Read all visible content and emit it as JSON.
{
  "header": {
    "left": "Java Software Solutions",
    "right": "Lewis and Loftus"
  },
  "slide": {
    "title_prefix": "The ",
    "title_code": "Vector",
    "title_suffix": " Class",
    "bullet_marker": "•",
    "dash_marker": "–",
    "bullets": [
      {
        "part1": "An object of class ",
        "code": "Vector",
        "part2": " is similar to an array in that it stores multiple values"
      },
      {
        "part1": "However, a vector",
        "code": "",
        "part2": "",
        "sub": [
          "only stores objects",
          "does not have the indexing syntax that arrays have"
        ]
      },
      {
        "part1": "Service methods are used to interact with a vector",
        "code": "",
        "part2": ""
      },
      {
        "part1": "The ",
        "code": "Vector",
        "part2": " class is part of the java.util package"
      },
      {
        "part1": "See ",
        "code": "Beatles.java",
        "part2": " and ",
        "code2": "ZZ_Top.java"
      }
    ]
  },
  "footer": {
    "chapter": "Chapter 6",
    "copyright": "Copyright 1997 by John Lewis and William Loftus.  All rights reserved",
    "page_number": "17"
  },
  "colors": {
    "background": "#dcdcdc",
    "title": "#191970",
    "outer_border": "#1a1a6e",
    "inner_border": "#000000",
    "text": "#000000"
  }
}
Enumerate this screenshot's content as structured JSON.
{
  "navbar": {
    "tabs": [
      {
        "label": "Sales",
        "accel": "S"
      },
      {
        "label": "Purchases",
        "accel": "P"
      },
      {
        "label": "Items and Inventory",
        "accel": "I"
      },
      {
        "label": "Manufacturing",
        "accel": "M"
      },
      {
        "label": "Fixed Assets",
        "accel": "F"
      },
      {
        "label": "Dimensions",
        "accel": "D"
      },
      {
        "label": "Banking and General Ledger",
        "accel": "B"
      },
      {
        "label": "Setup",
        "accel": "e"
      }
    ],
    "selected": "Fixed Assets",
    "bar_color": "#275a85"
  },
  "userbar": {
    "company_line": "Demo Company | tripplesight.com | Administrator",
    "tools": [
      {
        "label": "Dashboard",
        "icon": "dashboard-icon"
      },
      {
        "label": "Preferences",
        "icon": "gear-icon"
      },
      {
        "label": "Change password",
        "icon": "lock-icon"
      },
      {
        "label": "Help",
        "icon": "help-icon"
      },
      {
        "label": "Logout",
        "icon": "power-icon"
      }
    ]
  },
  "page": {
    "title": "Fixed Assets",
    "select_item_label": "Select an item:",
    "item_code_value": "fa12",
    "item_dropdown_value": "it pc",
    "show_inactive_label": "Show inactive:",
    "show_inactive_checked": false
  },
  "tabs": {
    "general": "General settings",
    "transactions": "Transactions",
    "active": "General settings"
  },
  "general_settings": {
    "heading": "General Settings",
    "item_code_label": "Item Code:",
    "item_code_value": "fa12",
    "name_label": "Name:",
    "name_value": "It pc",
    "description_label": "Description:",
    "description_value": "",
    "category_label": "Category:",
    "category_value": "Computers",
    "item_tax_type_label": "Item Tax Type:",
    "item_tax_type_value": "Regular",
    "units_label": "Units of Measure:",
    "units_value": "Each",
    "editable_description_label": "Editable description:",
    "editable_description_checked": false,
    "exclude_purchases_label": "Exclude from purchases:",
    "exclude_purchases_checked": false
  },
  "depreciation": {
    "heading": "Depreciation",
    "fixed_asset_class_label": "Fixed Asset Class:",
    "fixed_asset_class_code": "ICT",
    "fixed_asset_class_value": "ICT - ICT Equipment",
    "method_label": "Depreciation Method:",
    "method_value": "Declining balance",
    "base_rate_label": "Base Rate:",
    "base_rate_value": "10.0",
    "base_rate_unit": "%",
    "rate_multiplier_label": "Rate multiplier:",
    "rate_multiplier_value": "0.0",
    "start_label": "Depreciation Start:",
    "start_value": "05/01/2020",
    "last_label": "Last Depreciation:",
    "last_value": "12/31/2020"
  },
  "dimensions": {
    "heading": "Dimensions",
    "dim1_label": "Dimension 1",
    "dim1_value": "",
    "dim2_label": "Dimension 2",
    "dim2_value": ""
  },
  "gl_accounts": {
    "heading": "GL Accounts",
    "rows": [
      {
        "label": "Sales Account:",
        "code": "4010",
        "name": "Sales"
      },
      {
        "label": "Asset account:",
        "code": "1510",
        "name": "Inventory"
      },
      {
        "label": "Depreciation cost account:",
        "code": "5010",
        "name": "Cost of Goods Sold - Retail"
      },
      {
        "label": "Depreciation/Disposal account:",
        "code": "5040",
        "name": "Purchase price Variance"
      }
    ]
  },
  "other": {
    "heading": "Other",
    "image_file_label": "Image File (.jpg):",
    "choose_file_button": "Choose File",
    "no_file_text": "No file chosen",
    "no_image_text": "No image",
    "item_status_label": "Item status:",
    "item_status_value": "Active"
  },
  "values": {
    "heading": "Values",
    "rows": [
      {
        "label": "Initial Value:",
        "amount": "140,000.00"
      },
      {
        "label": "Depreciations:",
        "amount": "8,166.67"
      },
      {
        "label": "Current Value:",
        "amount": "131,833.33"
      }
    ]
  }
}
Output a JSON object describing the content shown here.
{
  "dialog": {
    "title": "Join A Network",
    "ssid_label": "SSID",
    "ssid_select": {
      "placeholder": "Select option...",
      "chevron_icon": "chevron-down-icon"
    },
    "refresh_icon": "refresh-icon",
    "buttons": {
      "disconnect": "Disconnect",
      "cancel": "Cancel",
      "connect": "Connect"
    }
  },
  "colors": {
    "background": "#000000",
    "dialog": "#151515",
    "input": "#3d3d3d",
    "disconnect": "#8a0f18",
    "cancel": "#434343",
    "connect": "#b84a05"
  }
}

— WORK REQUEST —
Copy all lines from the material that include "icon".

— WRITTEN SOLUTION —
        "icon": "dashboard-icon"
        "icon": "gear-icon"
        "icon": "lock-icon"
        "icon": "help-icon"
        "icon": "power-icon"
      "chevron_icon": "chevron-down-icon"
    "refresh_icon": "refresh-icon",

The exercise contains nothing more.